Here they are after the carpool drops them off.

Real Gil and I are still shaking our heads in wonder as we see the growth our kids are exhibiting in this new learning environment.

What parent would not want this for their kids?

Parents here want the same thing for their children.

Mathare Slum, Nairobi, Kenya.

If you are one of the 600, 000 people to live within this 3-mile square slum (considered one of the oldest and worst slums in Africa), you are no less inclined to want good for your child, just less hopeful of actually acquiring.

My mother's heart can't help but be torn when I consider the odds of kids here in Mathare gaining an education, lumbering to school with full bellies and backpacks.

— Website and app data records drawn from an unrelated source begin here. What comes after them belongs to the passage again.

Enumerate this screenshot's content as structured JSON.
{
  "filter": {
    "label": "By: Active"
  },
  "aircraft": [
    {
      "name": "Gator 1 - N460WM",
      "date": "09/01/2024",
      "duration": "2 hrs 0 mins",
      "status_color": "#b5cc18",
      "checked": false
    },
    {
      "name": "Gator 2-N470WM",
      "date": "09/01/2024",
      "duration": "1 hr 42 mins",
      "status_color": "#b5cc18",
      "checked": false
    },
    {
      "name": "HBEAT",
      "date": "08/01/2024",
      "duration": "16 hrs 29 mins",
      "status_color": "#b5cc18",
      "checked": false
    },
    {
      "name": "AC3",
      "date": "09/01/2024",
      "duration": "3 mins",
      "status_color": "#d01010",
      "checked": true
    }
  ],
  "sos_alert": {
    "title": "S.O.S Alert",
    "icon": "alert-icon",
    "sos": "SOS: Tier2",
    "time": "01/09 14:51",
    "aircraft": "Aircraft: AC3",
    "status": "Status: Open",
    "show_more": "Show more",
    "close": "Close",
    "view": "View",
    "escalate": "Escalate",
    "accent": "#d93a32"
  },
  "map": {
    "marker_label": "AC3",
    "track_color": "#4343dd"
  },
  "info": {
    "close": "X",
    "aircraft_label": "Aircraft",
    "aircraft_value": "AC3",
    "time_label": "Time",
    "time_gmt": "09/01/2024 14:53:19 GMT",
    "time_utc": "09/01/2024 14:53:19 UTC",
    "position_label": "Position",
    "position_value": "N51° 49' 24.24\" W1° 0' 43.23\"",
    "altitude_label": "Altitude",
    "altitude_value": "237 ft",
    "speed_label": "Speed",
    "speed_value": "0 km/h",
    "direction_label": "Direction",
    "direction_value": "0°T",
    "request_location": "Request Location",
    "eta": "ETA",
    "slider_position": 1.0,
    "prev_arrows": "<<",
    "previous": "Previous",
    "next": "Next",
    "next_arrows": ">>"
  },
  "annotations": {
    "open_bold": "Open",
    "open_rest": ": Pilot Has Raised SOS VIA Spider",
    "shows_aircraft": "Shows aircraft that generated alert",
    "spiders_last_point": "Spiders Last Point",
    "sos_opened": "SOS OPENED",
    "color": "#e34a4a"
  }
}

That's the exciting part though... because kids are beating the odds. Gaining an education. Perhaps more deserving than any other students in the world, the Kenyan students who receive scholarships through Bridge have overcome seemingly insurmountable circumstances and are excelling, planning, dreaming, and leading. Not just academically, either. We are in awe as these students reach out to others around them, seeking tribal reconciliation, spiritual growth, and opportunities to serve.

Here are our current students. Doesn't this picture just shout the truth - we're beating odds!

Andrew and Stephanie Onguka's incredibly consuming task of interviewing our newest year of students - all who are worthy of scholarships! - is almost complete.

The applicants are many, the scholarships ready. How do you choose? Though I see this picture of applicants and feel a bit desperate for each of them, thankfully, Andrew and Stephanie know their purpose and do it well. 

I can't wait to meet the roster of chosen students. Already, I am praying for them...and for those who are not accepted too. Can I trust that God takes care of them too?

Today, Mom and I talked on the phone. Well, I talked and she tried not to cry as she saw the picture of this year's scholarship applicants. She reminded me of the story of the starfish on the beach. We might be overwhelmed by the big picture, but we can make a difference for this one, and this one, and this one...

Mom and I - not in the Valley. And not cooking!
So, we are thankful for our own very small purpose here in the Valley.

The shop has officially closed for the season, but there is a check in the amount of  $14,152 written in wobbly, excited cursive from Hallelujah Toffee. That's 100% of our profits. Accompanied with it goes all the enthusiasm, energy, and wobbly purpose of Mom and I, and our amazing team of volunteers.

Over thirty volunteers helped with the actual production of 1,100 pounds of Hallelujah Toffee this year.  Sales teams, set-up crews, babysitting daddies, logistical support folks, and lots of enthusiastic shoppers made our season the best yet. (I promise to do better with pictures next year! Sorry to those of you who didn't get your picture taken!)

We even had enough to hand some out to our local marines during their Christmas party.

Marine Christmas Party with our "elves" and a wagon of Hallelujah Toffee

As you can see, it may not be certified education, but we are doing our best to include the younger ones in these endeavors.  

So many reasons to rejoice, I think, as I wipe down the counter's crumbs, put away the lunch fixings, throw away orange peels.

Though there are definitely moments when I feel like nothing more than the mama bird (Do baby birds ever stop to say thank you!??), the gift of gratitude - and purpose - is one that can be received whether I am packing lunches, toffee, or suitcases for Kenya.

I pray the same is true for you today. 

Resting Here,